Pipe Thread Standards

This area is a bit more tricky… In the Air Circuit sections of the videos and the website, I refer to NPT fittings. I specified using NPT fittings and cautioned when buying fitting to be sure you get NPT.

Again…. There is no magic in the standard for the pipe fittings used on the Cricket air hammer. The key is to have consistency in what you are putting together. If you buy air valves with NPT fittings, then the fittings (nipples, elbows, hose barbs, etc) you buy to use with them should (or would best) be NPT fittings.

I don’t know about standards across the entire world (and apparently folks are already gathering material to build Crickets in many countries already), but I am aware that in some places only the British Standard Pipe fittings are readily available.

NPT and BSP fittings have the same threads per inch, but the pitch the threads are cut are different (60 VS 55 degrees).

The fittings can be mixed (they will screw together), but will leak if just screwed together. I have read they can be mixed if a good sealant is used (I have not tested this).

The best case would be to have the entire air circuit use the same standard. If that’s not possible, at least use a professional level sealant. I will order a couple BSP fixtures and test to verify if the standards can be mixed and still seal.

I would recommend using sealant, as opposed to teflon tape. Teflon tape is fine if you just tighten and not back off. If you use tape, then back off (for alignment reasons), the joint will likely leak, even if the fittings are of the same standard. Sealant is less (or not) likely to leak if you back off (my experience). There is a wide variance in sealant quality. I use LockTite 565.


The original Cricket (as documented in the videos) has milled-in slots for gibs in the Ram Assembly. During the video, I recommend an alternate method that does not require the use of a mill. Although I mentioned the alternate method, I didn't provide much detail. I have added a 13th video showing all the parts and assembly construction for the new method. It's easier and better than milling the slots. It allows for full width gibs. 


There has been some interest in specifics for Jimminy....

It weighs 160# (not including the stump)

Base: 8 x 11 x 1.5"
Anvil: 2.5 in Sq, 15" long 
Tower: 1 3/8 sq cold rolled, 28.5" long
Dies: 1 x 2.5", 1" tall
Table: 1/2" plate
Ram: Same stock as Anvil 3.5” long
Guidance System: All 3/8” angle iron 
Gibs: 3/8 HDPE with 1/4 steel plate backing plates

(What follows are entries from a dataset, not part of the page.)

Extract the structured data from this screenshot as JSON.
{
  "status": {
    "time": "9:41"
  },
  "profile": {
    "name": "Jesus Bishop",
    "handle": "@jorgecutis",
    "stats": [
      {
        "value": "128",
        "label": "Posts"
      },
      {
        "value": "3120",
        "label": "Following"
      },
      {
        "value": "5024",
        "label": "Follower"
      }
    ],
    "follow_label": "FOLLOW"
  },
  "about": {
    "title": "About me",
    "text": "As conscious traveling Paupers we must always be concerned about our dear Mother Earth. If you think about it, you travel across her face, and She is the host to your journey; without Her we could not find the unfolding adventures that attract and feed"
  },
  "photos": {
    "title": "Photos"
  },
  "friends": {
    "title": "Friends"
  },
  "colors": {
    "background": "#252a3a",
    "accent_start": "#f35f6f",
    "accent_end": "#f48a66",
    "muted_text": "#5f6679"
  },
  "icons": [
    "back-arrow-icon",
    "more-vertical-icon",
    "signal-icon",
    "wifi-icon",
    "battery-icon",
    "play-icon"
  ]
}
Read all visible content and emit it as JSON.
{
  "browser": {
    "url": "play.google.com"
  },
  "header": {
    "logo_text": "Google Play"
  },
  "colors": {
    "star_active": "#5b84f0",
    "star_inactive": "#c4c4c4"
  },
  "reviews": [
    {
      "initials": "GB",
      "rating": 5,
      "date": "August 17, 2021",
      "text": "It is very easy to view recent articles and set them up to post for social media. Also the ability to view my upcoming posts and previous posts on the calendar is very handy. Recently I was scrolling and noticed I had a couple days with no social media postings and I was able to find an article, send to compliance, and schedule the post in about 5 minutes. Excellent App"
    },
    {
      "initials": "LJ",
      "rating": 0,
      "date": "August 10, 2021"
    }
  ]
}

Air Circuit
4-Way Valve: MettleAir: 4A410-15
Cylinder: Hydro-Line 1.5 x 5 (mounts directly to the table)
Check Valve: Less expensive (still bronze body)
All else: Same as Cricket… However…
No Air Gate…. However…

I am just experimenting with the less-expensive 4-Way valve (I don't know about durability yet). This is a Chinese valve... so far it's holding up.
MettleAir has a website.

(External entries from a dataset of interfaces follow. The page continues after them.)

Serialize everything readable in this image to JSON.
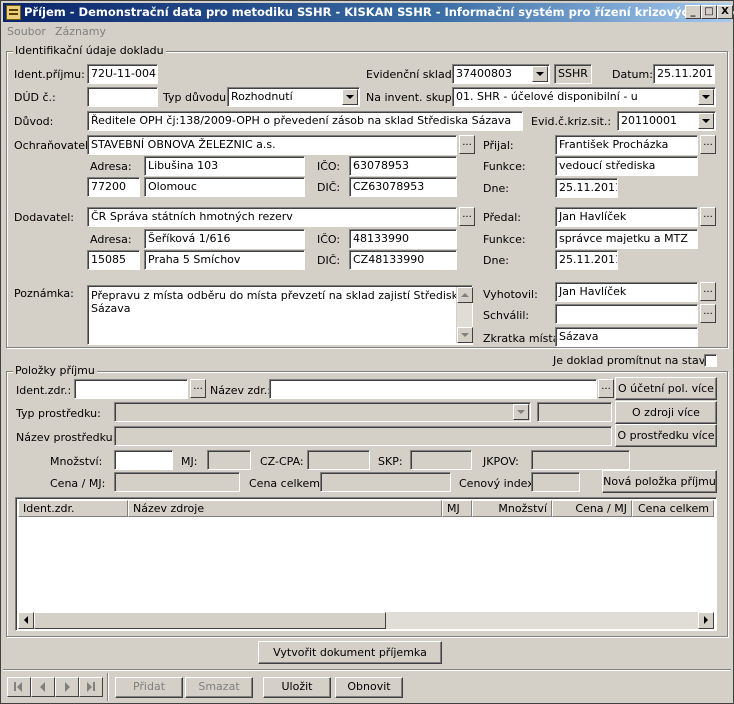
{
  "window": {
    "title": "Příjem - Demonstrační data pro metodiku SSHR - KISKAN SSHR - Informační systém pro řízení krizových situací",
    "min_label": "_",
    "max_label": "□",
    "close_label": "X"
  },
  "menu": {
    "file": "Soubor",
    "records": "Záznamy"
  },
  "doc": {
    "group_title": "Identifikační údaje dokladu",
    "ident_label": "Ident.příjmu:",
    "ident_value": "72U-11-004",
    "sklad_label": "Evidenční sklad:",
    "sklad_value": "37400803",
    "sklad_tag": "SSHR",
    "datum_label": "Datum:",
    "datum_value": "25.11.2011",
    "dud_label": "DÚD č.:",
    "dud_value": "",
    "typ_label": "Typ důvodu:",
    "typ_value": "Rozhodnutí",
    "invent_label": "Na invent. skup.:",
    "invent_value": "01. SHR - účelové disponibilní - u",
    "duvod_label": "Důvod:",
    "duvod_value": "Ředitele OPH čj:138/2009-OPH o převedení zásob na sklad Střediska Sázava",
    "evid_label": "Evid.č.kriz.sit.:",
    "evid_value": "20110001",
    "ochr_label": "Ochraňovatel:",
    "ochr_value": "STAVEBNÍ OBNOVA ŽELEZNIC a.s.",
    "ochr_adresa_label": "Adresa:",
    "ochr_street": "Libušina 103",
    "ochr_psc": "77200",
    "ochr_city": "Olomouc",
    "ochr_ico_label": "IČO:",
    "ochr_ico": "63078953",
    "ochr_dic_label": "DIČ:",
    "ochr_dic": "CZ63078953",
    "prijal_label": "Přijal:",
    "prijal_value": "František Procházka",
    "prijal_funkce_label": "Funkce:",
    "prijal_funkce": "vedoucí střediska",
    "prijal_dne_label": "Dne:",
    "prijal_dne": "25.11.2011",
    "dod_label": "Dodavatel:",
    "dod_value": "ČR Správa státních hmotných rezerv",
    "dod_adresa_label": "Adresa:",
    "dod_street": "Šeříková 1/616",
    "dod_psc": "15085",
    "dod_city": "Praha 5 Smíchov",
    "dod_ico_label": "IČO:",
    "dod_ico": "48133990",
    "dod_dic_label": "DIČ:",
    "dod_dic": "CZ48133990",
    "predal_label": "Předal:",
    "predal_value": "Jan Havlíček",
    "predal_funkce_label": "Funkce:",
    "predal_funkce": "správce majetku a MTZ",
    "predal_dne_label": "Dne:",
    "predal_dne": "25.11.2011",
    "pozn_label": "Poznámka:",
    "pozn_value": "Přepravu z místa odběru do místa převzetí na sklad zajistí Středisko Sázava",
    "vyhot_label": "Vyhotovil:",
    "vyhot_value": "Jan Havlíček",
    "schvalil_label": "Schválil:",
    "schvalil_value": "",
    "zkratka_label": "Zkratka místa:",
    "zkratka_value": "Sázava",
    "promitnout_label": "Je doklad promítnut na stav ?"
  },
  "items": {
    "group_title": "Položky příjmu",
    "identzdr_label": "Ident.zdr.:",
    "nazevzdr_label": "Název zdr.:",
    "btn_ucetni": "O účetní pol. více",
    "btn_zdroji": "O zdroji více",
    "btn_prostredku": "O prostředku více",
    "typ_label": "Typ prostředku:",
    "nazev_label": "Název prostředku:",
    "mnozstvi_label": "Množství:",
    "mj_label": "MJ:",
    "czcpa_label": "CZ-CPA:",
    "skp_label": "SKP:",
    "jkpov_label": "JKPOV:",
    "cena_mj_label": "Cena / MJ:",
    "cena_celkem_label": "Cena celkem:",
    "cenovy_label": "Cenový index:",
    "btn_nova": "Nová položka příjmu"
  },
  "grid": {
    "columns": [
      "Ident.zdr.",
      "Název zdroje",
      "MJ",
      "Množství",
      "Cena / MJ",
      "Cena celkem"
    ]
  },
  "actions": {
    "create_doc": "Vytvořit dokument příjemka",
    "pridat": "Přidat",
    "smazat": "Smazat",
    "ulozit": "Uložit",
    "obnovit": "Obnovit"
  }
}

I will be adding a Humphrey 31P as an Air Gate. I don't know yet if the MettleAir 4-Way valve will support the Air Gate the same way as the Norgren(spool management issue).

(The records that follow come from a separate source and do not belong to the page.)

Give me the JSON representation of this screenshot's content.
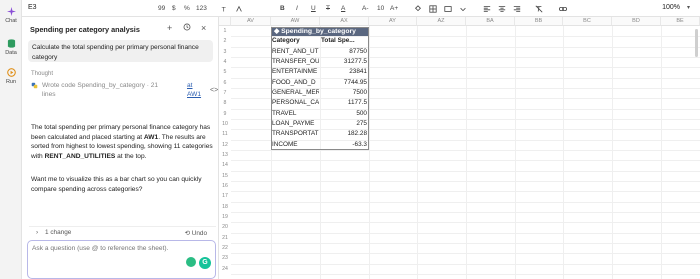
{
  "toolbar": {
    "cell_ref": "E3",
    "zoom": "100%",
    "font_size": "10",
    "decimals": "123",
    "percent": "%",
    "currency": "$",
    "quote": "99"
  },
  "rail": {
    "items": [
      {
        "label": "Chat"
      },
      {
        "label": "Data"
      },
      {
        "label": "Run"
      }
    ]
  },
  "panel": {
    "title": "Spending per category analysis",
    "user_message": "Calculate the total spending per primary personal finance category",
    "thought_label": "Thought",
    "tool_text": "Wrote code Spending_by_category · 21 lines",
    "tool_link": "at AW1",
    "answer_p1_a": "The total spending per primary personal finance category has been calculated and placed starting at ",
    "answer_p1_b": "AW1",
    "answer_p1_c": ". The results are sorted from highest to lowest spending, showing 11 categories with ",
    "answer_p1_d": "RENT_AND_UTILITIES",
    "answer_p1_e": " at the top.",
    "answer_p2": "Want me to visualize this as a bar chart so you can quickly compare spending across categories?",
    "change_label": "1 change",
    "undo_label": "Undo",
    "input_placeholder": "Ask a question (use @ to reference the sheet)."
  },
  "grid": {
    "columns": [
      "AV",
      "AW",
      "AX",
      "AY",
      "AZ",
      "BA",
      "BB",
      "BC",
      "BD",
      "BE"
    ],
    "rows": [
      "1",
      "2",
      "3",
      "4",
      "5",
      "6",
      "7",
      "8",
      "9",
      "10",
      "11",
      "12",
      "13",
      "14",
      "15",
      "16",
      "17",
      "18",
      "19",
      "20",
      "21",
      "22",
      "23",
      "24"
    ],
    "table_title": "Spending_by_category",
    "header": [
      "Category",
      "Total Spe..."
    ],
    "records": [
      [
        "RENT_AND_UTI",
        "87750"
      ],
      [
        "TRANSFER_OU",
        "31277.5"
      ],
      [
        "ENTERTAINME",
        "23841"
      ],
      [
        "FOOD_AND_D",
        "7744.95"
      ],
      [
        "GENERAL_MER",
        "7500"
      ],
      [
        "PERSONAL_CA",
        "1177.5"
      ],
      [
        "TRAVEL",
        "500"
      ],
      [
        "LOAN_PAYME",
        "275"
      ],
      [
        "TRANSPORTAT",
        "182.28"
      ],
      [
        "INCOME",
        "-63.3"
      ]
    ]
  }
}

 The MettleAir valve supports the single-hit and clamp just fine.  

 The Humphrey 31P valve works well as the Air Gate.  

I'm going to replace the Roller Valve with a smaller (less expensive) Norgren roller valve (03041122). I expect it to work.  (It did work)

I built the frame, all assemblies and (frame) brackets the same as the Cricket using materials I already had in my shop (which again, is why the components of this hammer are these dimensions).

Obviously, the bracketing for the air circuit is different.


If some of you want to make an even more-simple hammer, you can eliminate the Air Gate (you lose single-hit and clamp features) and the Stroke Adjustment Assembly (you would have a single stroke position). Also, if you don't mind having the roller valve above the table, you could eliminate the Ramp-Dock Assembly (you still have to put something above the table to mount the roller valve). You could probably build the whole hammer in about 3 days (after you have the goods). If you are going to make a smaller version, you wouldn't need stroke adjustment anyway....